Springtime in Wisconsin has finally sprung. After wintry weather the end of last week we were blessed to have a  Sunday with highs in the 70’s which took me to the woods to check fence.  Before the cattle can be “let out to pasture” each spring, the fences need to be checked. Our 160 acre farm borders the Kickapoo Valley Reserve, and if our cattle would find their way off the farm – there are 8,000 acres which they can wander; so each spring we walk theline fence checking for fallen trees and  gaps in the fence  that have “magically appeared” since last fall.

With all the rainy weather David is behind getting the disk and plow ready, so I went packing with a napsack full of staples, wirecutters, pliers, plus a couple of rounds of barbed wire in one hand and the fence stretcher in the other.  Within 150 yards, I decided the winter had made me out of shape, and while I was delighted for the sunshine had worked up a sweat by the time I spotted the first real sign of spring – Dandelions!  These delightfully delectable flowers always make me smile. I remember being a young girl and making dandelion necklaces. These beauties were nestled against a small “Mellen” flower plant which is a perrenniel that is known locally as “”poor mnan’s tobacco” which gave me a briefDandelion and Mellen break from the hike, as I paused to fish out the cell phone and snap this picture.

On up the hill I walked – and all was well until I worked my way into the woods, and found a hole that certainly was large enough for an angus cow to wander through, and while it wasn’t a line fence it needed to be fixed, so off with the pack, and out with the fencing tools.

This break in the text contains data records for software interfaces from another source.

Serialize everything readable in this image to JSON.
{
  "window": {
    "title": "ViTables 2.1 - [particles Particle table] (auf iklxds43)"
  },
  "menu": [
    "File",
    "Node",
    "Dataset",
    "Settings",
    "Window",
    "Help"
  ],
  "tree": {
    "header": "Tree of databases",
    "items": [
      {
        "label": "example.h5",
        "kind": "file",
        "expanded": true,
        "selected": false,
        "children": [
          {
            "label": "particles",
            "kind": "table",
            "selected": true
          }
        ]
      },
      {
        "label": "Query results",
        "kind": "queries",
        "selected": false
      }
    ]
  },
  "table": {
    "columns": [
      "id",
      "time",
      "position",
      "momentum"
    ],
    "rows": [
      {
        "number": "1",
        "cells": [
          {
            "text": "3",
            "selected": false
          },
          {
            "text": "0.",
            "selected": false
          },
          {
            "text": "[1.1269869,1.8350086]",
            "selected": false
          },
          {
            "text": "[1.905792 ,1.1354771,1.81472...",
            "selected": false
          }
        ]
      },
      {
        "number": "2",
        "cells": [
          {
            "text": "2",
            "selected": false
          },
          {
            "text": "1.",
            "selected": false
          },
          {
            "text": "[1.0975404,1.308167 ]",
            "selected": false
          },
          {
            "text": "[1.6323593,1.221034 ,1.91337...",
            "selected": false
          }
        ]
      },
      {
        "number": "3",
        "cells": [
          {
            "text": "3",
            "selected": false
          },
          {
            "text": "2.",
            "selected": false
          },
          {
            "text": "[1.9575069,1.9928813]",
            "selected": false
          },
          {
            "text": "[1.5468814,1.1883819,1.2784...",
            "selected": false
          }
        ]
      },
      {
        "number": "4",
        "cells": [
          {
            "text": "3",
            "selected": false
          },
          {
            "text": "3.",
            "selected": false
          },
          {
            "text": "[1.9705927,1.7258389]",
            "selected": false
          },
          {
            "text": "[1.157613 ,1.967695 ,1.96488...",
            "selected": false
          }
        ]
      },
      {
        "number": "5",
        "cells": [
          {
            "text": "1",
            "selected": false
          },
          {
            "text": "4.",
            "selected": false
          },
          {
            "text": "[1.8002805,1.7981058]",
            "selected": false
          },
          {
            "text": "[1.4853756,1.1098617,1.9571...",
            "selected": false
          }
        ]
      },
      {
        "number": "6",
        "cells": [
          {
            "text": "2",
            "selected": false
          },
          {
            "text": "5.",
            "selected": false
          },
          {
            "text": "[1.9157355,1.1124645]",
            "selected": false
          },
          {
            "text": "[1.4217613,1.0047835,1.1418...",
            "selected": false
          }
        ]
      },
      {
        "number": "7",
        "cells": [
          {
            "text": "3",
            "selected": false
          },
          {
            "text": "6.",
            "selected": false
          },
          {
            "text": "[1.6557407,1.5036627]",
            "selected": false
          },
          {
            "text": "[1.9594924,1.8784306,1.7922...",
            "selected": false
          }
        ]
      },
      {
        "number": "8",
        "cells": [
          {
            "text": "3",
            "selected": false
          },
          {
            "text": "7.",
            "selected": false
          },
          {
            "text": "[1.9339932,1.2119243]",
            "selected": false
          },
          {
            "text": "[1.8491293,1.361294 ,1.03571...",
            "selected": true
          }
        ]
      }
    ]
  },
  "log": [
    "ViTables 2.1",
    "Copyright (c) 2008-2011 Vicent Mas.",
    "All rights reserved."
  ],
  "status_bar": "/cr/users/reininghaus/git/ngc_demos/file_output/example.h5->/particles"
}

Patching fences is different then placing a new fence. When you patch, you are using mostly the existing material, splicing it and tightening it to create a barrier that is discouraging for a cow to go through.  Pausing for a moment I took in the beauty of “Bloodroot” which is a native plant – whic was used by the native americans for respiratory problems. Bloodroot I finished cutting, splicing and restapling the fence, and decided to try to see if the stretcher would fit in the napsack. . . . well it fit, but kept bonking me on the back of the head, so perhaps it was a blessing that I found another patchable hole to fix.  The south line had 6 holes in all, the west, north and east lines were all solid, only requiring minor tightening and tweaking here and there.

As I worked through the woods, stopping to patch the line, I enjoyed more signs of early spring, spotting Mayapples, Trillium and  Spring Beauties. At one spot I marked what may be a lady slipper coming up. I will check back over the next few weeks as the native orchids come to light. It is amazing that these plants grow and are quite prolific in an area that has been under pasturing since the late 18990’s.  Clearly there is some synergy – probably because cattle don’t care for flowers, but they are sturdy and with stand the light traffic of our pastures.

I will leave you with a view of the farmstead from the edge of the woods where I started. I thank my lucky stars, to live in a place as picturesque as the Kickapoo River Valley.

Until next time. . . . Hemstead's Spring 2013